The governor of Okinawa in southern Japan said on Tuesday the region will hold a referendum on February 24 over an unpopular project to move a US airbase.
The symbolic, non-binding vote may draw renewed attention to the plight of Okinawans, who have fought against the Japanese-US joint plan to close the US Marines’ Futenma Air Station in an urban area and move it to a sparsely populated part of the island region.
It comes also after years of local protests against heavy US military presence have fallen on deaf ears in Tokyo and Washington.
Governor Denny Tamaki, elected in September after campaigning against the relocation plans, said the referendum will be an opportunity for local residents to voice their views publicly.
“It is significant as it will serve as an extremely important opportunity for local residents to articulate their wishes. I will encourage as many people as possible to participate in this exercise,” Tamaki told local journalists in Okinawa.
A vote against the proposed relocation could pile fresh pressure on the central government, which has argued that the plan is the best way to ensure Japan’s national defense while reducing the current burden on Okinawa.
Okinawa accounts for less than one percent of Japan’s total land area but hosts more than half of the approximately 47,000 American military personnel stationed in Japan.
Noise, accidents, and crimes committed by military personnel and civilian base employees have long angered local residents, as has the perceived refusal of other parts of the country to share Okinawa’s burden.

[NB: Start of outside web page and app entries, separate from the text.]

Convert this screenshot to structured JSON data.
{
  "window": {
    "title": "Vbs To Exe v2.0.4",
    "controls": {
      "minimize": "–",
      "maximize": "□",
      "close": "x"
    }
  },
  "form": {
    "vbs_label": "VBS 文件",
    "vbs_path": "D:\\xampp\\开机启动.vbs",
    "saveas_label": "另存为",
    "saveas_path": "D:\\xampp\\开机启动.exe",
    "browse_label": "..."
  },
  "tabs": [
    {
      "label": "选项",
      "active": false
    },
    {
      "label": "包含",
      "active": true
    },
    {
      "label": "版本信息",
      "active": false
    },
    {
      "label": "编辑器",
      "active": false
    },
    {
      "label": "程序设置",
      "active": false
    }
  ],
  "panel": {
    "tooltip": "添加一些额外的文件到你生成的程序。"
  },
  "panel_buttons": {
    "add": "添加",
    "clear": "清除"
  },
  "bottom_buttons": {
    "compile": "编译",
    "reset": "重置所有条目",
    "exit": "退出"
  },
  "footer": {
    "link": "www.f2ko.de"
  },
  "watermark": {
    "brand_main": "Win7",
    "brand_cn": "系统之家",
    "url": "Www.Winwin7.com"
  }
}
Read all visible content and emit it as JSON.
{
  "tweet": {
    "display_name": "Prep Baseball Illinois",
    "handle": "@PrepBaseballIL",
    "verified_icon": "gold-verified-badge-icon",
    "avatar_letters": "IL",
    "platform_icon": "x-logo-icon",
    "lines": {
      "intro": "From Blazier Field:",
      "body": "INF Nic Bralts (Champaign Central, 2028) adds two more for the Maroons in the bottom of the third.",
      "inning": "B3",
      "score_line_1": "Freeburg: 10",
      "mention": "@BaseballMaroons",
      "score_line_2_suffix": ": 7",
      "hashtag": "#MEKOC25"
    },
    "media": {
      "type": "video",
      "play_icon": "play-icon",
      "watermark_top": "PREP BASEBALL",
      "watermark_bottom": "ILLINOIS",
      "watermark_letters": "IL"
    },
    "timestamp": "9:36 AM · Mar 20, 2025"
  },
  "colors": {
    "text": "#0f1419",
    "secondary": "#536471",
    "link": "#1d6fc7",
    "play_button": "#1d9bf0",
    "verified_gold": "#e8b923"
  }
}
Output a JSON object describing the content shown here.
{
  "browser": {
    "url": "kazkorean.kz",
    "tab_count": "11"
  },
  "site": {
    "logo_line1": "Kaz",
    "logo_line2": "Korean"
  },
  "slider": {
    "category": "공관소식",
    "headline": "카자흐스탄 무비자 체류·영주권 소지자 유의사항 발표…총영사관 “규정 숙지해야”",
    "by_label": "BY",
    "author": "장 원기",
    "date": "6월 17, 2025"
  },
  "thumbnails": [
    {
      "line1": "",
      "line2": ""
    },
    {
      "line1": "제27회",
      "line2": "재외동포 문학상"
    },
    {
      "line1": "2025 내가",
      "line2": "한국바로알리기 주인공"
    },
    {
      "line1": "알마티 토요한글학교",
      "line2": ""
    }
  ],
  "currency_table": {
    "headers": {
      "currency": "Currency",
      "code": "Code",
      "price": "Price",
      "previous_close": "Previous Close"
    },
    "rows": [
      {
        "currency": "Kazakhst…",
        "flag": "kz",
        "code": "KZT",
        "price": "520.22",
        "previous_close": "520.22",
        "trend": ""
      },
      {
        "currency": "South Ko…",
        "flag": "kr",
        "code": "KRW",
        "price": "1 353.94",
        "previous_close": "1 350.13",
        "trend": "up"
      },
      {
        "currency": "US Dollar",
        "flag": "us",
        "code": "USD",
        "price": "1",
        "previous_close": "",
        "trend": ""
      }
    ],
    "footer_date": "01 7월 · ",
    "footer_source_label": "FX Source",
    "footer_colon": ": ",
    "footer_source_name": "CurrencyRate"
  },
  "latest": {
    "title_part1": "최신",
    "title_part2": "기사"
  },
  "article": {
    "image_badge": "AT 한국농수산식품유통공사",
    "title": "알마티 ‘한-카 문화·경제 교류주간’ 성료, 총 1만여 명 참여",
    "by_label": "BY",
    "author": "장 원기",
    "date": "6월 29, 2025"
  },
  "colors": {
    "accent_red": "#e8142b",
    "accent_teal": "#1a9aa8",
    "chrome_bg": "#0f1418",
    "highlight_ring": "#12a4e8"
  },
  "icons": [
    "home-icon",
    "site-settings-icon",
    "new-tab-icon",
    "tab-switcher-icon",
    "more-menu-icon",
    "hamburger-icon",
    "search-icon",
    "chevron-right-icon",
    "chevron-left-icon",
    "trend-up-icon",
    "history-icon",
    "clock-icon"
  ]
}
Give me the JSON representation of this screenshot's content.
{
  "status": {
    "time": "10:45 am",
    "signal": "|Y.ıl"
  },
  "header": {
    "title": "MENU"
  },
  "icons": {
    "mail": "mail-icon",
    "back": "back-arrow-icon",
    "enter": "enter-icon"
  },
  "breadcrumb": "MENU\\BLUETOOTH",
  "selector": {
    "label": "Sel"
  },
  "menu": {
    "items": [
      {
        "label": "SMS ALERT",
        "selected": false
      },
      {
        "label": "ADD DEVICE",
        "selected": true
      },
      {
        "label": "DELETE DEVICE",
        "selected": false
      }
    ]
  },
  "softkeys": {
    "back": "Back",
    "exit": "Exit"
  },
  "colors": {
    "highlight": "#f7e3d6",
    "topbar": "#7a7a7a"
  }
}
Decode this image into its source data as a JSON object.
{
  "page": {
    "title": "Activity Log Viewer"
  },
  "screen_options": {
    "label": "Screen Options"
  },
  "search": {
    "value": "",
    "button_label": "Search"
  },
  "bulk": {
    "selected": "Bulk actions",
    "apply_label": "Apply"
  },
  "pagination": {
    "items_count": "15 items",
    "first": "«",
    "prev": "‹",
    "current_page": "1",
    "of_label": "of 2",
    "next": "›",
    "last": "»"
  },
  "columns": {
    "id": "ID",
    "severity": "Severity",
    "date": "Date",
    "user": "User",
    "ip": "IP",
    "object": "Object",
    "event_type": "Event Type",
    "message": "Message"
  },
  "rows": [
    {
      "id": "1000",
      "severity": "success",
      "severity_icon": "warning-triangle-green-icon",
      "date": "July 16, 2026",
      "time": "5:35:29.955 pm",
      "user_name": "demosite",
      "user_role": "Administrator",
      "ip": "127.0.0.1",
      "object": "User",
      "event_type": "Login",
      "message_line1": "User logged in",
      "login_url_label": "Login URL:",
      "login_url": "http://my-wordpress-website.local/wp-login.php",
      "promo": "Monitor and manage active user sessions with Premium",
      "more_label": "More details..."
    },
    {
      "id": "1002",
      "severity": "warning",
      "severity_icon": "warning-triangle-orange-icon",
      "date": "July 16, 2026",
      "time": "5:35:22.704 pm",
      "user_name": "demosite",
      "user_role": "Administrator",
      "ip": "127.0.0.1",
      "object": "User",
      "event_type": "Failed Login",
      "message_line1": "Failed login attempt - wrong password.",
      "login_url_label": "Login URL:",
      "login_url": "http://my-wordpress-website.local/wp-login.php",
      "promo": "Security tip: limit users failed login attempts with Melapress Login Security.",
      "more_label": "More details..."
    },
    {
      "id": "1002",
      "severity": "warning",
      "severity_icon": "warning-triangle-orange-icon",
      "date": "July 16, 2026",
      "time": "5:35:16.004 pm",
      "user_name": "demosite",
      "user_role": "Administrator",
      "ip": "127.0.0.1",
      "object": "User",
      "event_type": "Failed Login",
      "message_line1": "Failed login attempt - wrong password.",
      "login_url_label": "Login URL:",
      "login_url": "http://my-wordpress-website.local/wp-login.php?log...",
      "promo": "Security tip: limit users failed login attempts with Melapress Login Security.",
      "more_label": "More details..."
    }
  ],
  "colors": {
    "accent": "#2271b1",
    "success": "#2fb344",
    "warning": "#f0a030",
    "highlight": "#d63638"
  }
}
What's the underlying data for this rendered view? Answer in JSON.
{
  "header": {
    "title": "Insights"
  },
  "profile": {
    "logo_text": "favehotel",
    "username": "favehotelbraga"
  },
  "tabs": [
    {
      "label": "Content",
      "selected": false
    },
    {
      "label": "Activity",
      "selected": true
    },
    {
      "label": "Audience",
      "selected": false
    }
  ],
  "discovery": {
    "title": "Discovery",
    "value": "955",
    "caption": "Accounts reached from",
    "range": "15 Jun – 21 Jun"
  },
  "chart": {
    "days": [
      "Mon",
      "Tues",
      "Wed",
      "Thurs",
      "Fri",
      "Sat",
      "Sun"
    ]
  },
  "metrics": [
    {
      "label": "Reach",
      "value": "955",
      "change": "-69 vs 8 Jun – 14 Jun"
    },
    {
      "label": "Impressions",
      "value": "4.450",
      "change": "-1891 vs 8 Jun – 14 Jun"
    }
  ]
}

But the archipelago’s location near Taiwan has long been viewed as having huge strategic importance for US forward positioning in Asia.